Five ways to overcome social anxiety

Five ways to overcome social anxiety

By Jackie Pacella

If you feel anxious about going to your next social event, you’re not alone. In fact, you’re actually in very good company. According to a study from 2020, researchers found that as many as 58% of Americans may have social anxiety. 

Signs of social anxiety 

Social anxiety is more than just feeling shy or nervous in social situations. If you’re wondering if you have social anxiety, here are five signs to look out for: 

• You become very fearful or anxious in situations where you could be judged by others. This might include having a conversation, meeting new people or speaking or performing in front of others. 

• You worry others will judge your behavior, especially if they see you “acting anxious.” 

• You avoid social situations, or you go to them with significant anxiety. 

• You experience more anxiety than would be expected given the actual level of threat in a situation. 

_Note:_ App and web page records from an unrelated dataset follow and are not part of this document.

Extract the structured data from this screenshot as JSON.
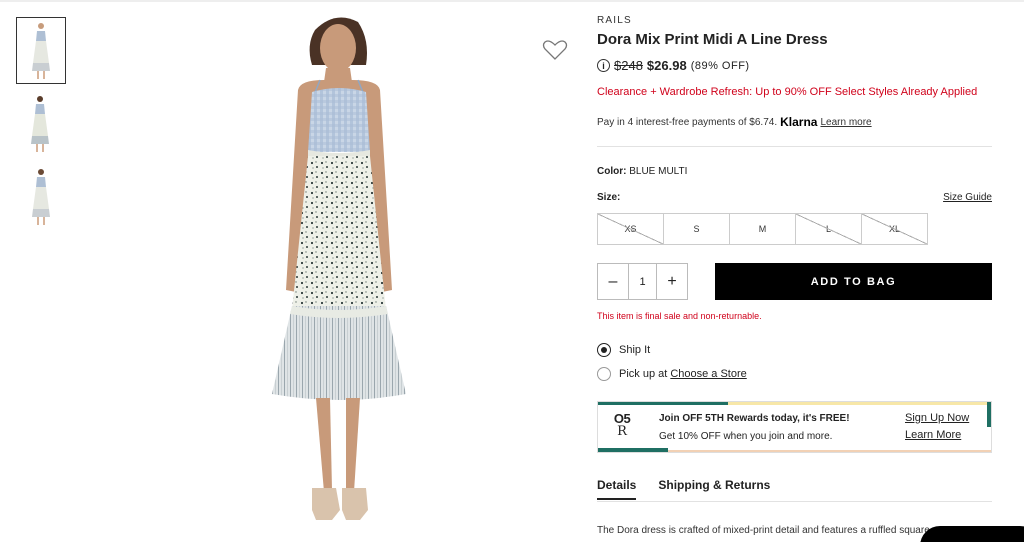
{
  "gallery": {
    "thumbnail_count": 3,
    "active_index": 0
  },
  "product": {
    "brand": "RAILS",
    "title": "Dora Mix Print Midi A Line Dress",
    "info_icon": "i",
    "original_price": "$248",
    "sale_price": "$26.98",
    "discount": "(89% OFF)",
    "promo": "Clearance + Wardrobe Refresh: Up to 90% OFF Select Styles Already Applied",
    "klarna": {
      "text": "Pay in 4 interest-free payments of $6.74.",
      "brand": "Klarna",
      "link": "Learn more"
    },
    "color": {
      "label": "Color:",
      "value": "BLUE MULTI"
    },
    "size": {
      "label": "Size:",
      "guide": "Size Guide",
      "options": [
        {
          "label": "XS",
          "available": false
        },
        {
          "label": "S",
          "available": true
        },
        {
          "label": "M",
          "available": true
        },
        {
          "label": "L",
          "available": false
        },
        {
          "label": "XL",
          "available": false
        }
      ]
    },
    "quantity": {
      "minus": "–",
      "value": "1",
      "plus": "+"
    },
    "add_to_bag": "ADD TO BAG",
    "final_sale": "This item is final sale and non-returnable."
  },
  "fulfillment": {
    "ship_it": "Ship It",
    "pickup_prefix": "Pick up at",
    "pickup_link": "Choose a Store",
    "selected": "ship_it"
  },
  "rewards": {
    "logo_top": "O5",
    "logo_bottom": "R",
    "headline": "Join OFF 5TH Rewards today, it's FREE!",
    "sub": "Get 10% OFF when you join and more.",
    "signup": "Sign Up Now",
    "learn": "Learn More",
    "colors": {
      "teal": "#1f6f63",
      "peach": "#f2d1b5",
      "yellow": "#f7e7a8"
    }
  },
  "tabs": [
    {
      "label": "Details",
      "active": true
    },
    {
      "label": "Shipping & Returns",
      "active": false
    }
  ],
  "description": "The Dora dress is crafted of mixed-print detail and features a ruffled square",
  "colors": {
    "accent_red": "#d0021b",
    "button_black": "#000000"
  }
}
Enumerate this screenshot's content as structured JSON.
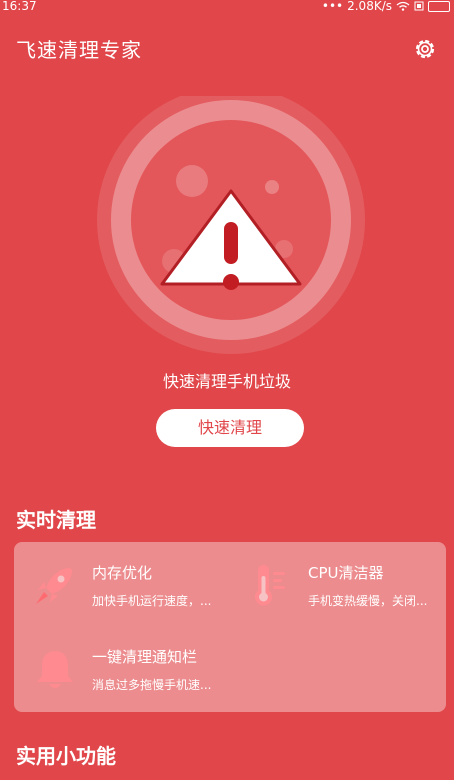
{
  "status": {
    "time": "16:37",
    "speed": "2.08K/s",
    "signal_dots": "•••"
  },
  "header": {
    "title": "飞速清理专家",
    "settings_icon": "gear-icon"
  },
  "hero": {
    "icon": "warning-triangle-icon",
    "caption": "快速清理手机垃圾",
    "button_label": "快速清理"
  },
  "realtime": {
    "title": "实时清理",
    "items": [
      {
        "title": "内存优化",
        "desc": "加快手机运行速度，...",
        "icon": "rocket-icon"
      },
      {
        "title": "CPU清洁器",
        "desc": "手机变热缓慢，关闭...",
        "icon": "thermometer-icon"
      },
      {
        "title": "一键清理通知栏",
        "desc": "消息过多拖慢手机速...",
        "icon": "bell-icon"
      }
    ]
  },
  "tools": {
    "title": "实用小功能"
  },
  "colors": {
    "background": "#e0464a",
    "accent": "#ff8a8f",
    "button_text": "#e0464a"
  }
}
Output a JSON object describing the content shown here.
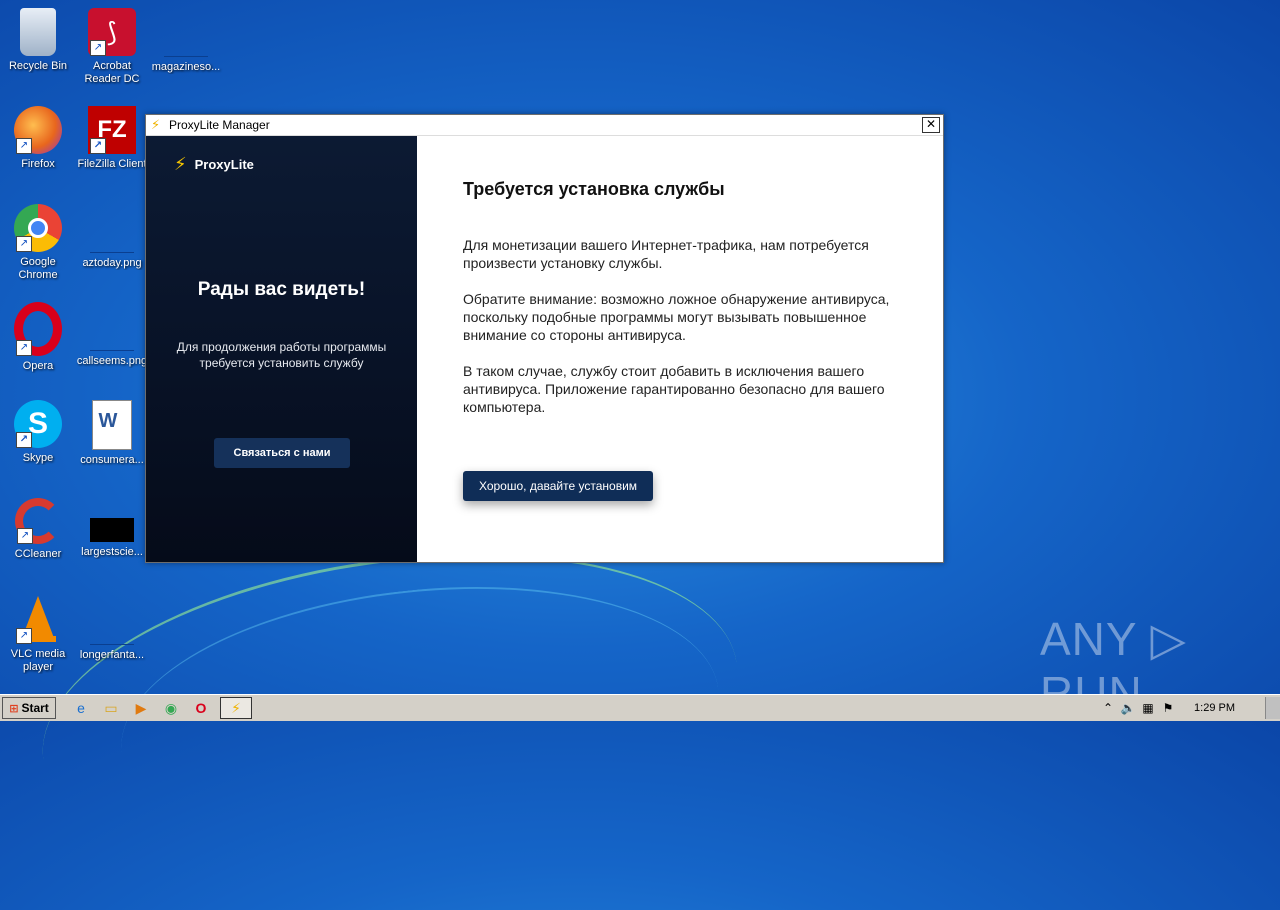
{
  "desktop": {
    "icons": [
      {
        "label": "Recycle Bin",
        "glyph": "🗑",
        "color": "#cfd8e8"
      },
      {
        "label": "Acrobat Reader DC",
        "glyph": "A",
        "color": "#c8102e"
      },
      {
        "label": "magazineso...",
        "glyph": "",
        "color": "#0a4fb0"
      },
      {
        "label": "Firefox",
        "glyph": "🦊",
        "color": "#e8661d"
      },
      {
        "label": "FileZilla Client",
        "glyph": "FZ",
        "color": "#bf0000"
      },
      {
        "label": "Google Chrome",
        "glyph": "◉",
        "color": "#34a853"
      },
      {
        "label": "aztoday.png",
        "glyph": "",
        "color": "#0a4fb0"
      },
      {
        "label": "Opera",
        "glyph": "O",
        "color": "#d9001b"
      },
      {
        "label": "callseems.png",
        "glyph": "",
        "color": "#0a4fb0"
      },
      {
        "label": "Skype",
        "glyph": "S",
        "color": "#00aff0"
      },
      {
        "label": "consumera...",
        "glyph": "W",
        "color": "#2b579a"
      },
      {
        "label": "CCleaner",
        "glyph": "C",
        "color": "#d63a2f"
      },
      {
        "label": "largestscie...",
        "glyph": "",
        "color": "#000000"
      },
      {
        "label": "VLC media player",
        "glyph": "▲",
        "color": "#f28a00"
      },
      {
        "label": "longerfanta...",
        "glyph": "",
        "color": "#0a4fb0"
      }
    ]
  },
  "window": {
    "title": "ProxyLite Manager",
    "close_glyph": "✕",
    "left_panel": {
      "logo_text": "ProxyLite",
      "welcome": "Рады вас видеть!",
      "subtext": "Для продолжения работы программы требуется установить службу",
      "contact_button": "Связаться с нами"
    },
    "right_panel": {
      "title": "Требуется установка службы",
      "paragraph1": "Для монетизации вашего Интернет-трафика, нам потребуется произвести установку службы.",
      "paragraph2": "Обратите внимание: возможно ложное обнаружение антивируса, поскольку подобные программы могут вызывать повышенное внимание со стороны антивируса.",
      "paragraph3": "В таком случае, службу стоит добавить в исключения вашего антивируса. Приложение гарантированно безопасно для вашего компьютера.",
      "ok_button": "Хорошо, давайте установим"
    }
  },
  "watermark": "ANY ▷ RUN",
  "taskbar": {
    "start_label": "Start",
    "clock": "1:29 PM"
  },
  "colors": {
    "accent_bolt": "#f5c400",
    "left_panel_bg": "#0a1630",
    "button_bg": "#0f2d57"
  }
}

• Your symptoms cause you significant distress or disrupt your everyday life. 

Have you had these experiences for at least six months? Luckily, there are tools that can help you cope with symptoms of social anxiety. These tools can be helpful to anyone, even if you only experience some of the signs, or if you’ve been experiencing them for less than six months. 

Ways to overcome social anxiety 

The tools below can help you manage any social anxiety you may experience. 

1. Face your fears. While you may want to avoid feared social situations, avoiding them can make your anxiety worse. People with social anxiety tend to overestimate social standards, as well as the social cost of not meeting those standards. Research shows that avoiding your fears fuels anxiety because it does not give you the opportunity to test your assumptions. On the other hand, if you allow yourself to experience uncomfortable social situations, you can reevaluate the actual threat of a feared situation. This doesn’t mean you need to start with your most feared situation: Starting small helps build confidence in your ability to cope with feared situations, so you can eventually do what you fear most. 

2. Reduce unhelpful thinking patterns. People with social anxiety tend to use unhelpful thinking patterns called “cognitive distortions.” These thinking patterns make it hard to see what is actually happening in social interactions. Some examples include mindreading, assuming you know what someone else is thinking; personalizing, assuming others’ behaviors are related to you; and catastrophizing, assuming a social mistake will lead to the worst-case scenario. 

These thought patterns are unhelpful because our assumptions are often incorrect. It can be helpful to remind yourself that thoughts are just thoughts – and thoughts are not always true! Next time you notice yourself feeling anxious in a social situation, ask yourself if there could be a neutral explanation for what you’re feeling. For example, if someone yawns when you make a joke, don’t just assume you’re boring. After all, they might just be tired! 

3. Avoid leaning on harmful coping strategies. Symptoms of social anxiety can feel hard to manage. It is common for people to lean on alcohol or other drugs to help you “let your guard down” in social situations; however, research shows that drinking too much can actually make your anxiety worse. One reason is biological: whether you feel hungover or not, heavy drinking the night before causes increased anxiety the next morning. The second is psychological: drinking is avoiding, and avoiding anxiety does not work. 

4. Practice self-compassion. Self-compassion involves three things: self-kindness, which is being kind and understanding towards yourself, rather than self-critical and judgmental; recognizing common humanity, understanding that we are all connected by the experience of life; and mindfulness, which is the practice of nonjudgmental awareness of our experiences. 

Research shows that self-compassion can significantly reduce feelings of anxiety. When our thoughts are dominated by self-criticism, it becomes a slippery slope. Self-compassion helps you break this cycle by directly opposing insecurities. 

5. Seek out therapy. Social anxiety can sometimes be hard to take control of on your own. Therapy can help you learn to change how you think, what you do and how you feel. It is not a quick fix, but you may be pleasantly surprised by how helpful it is to get to know yourself better in a completely safe, nonjudgmental space. 

The writer is a licensed clinical psychologist at Old Town Psychology, an award-winning psychology practice in Alexandria offering therapy and cognitive assessments for all ages.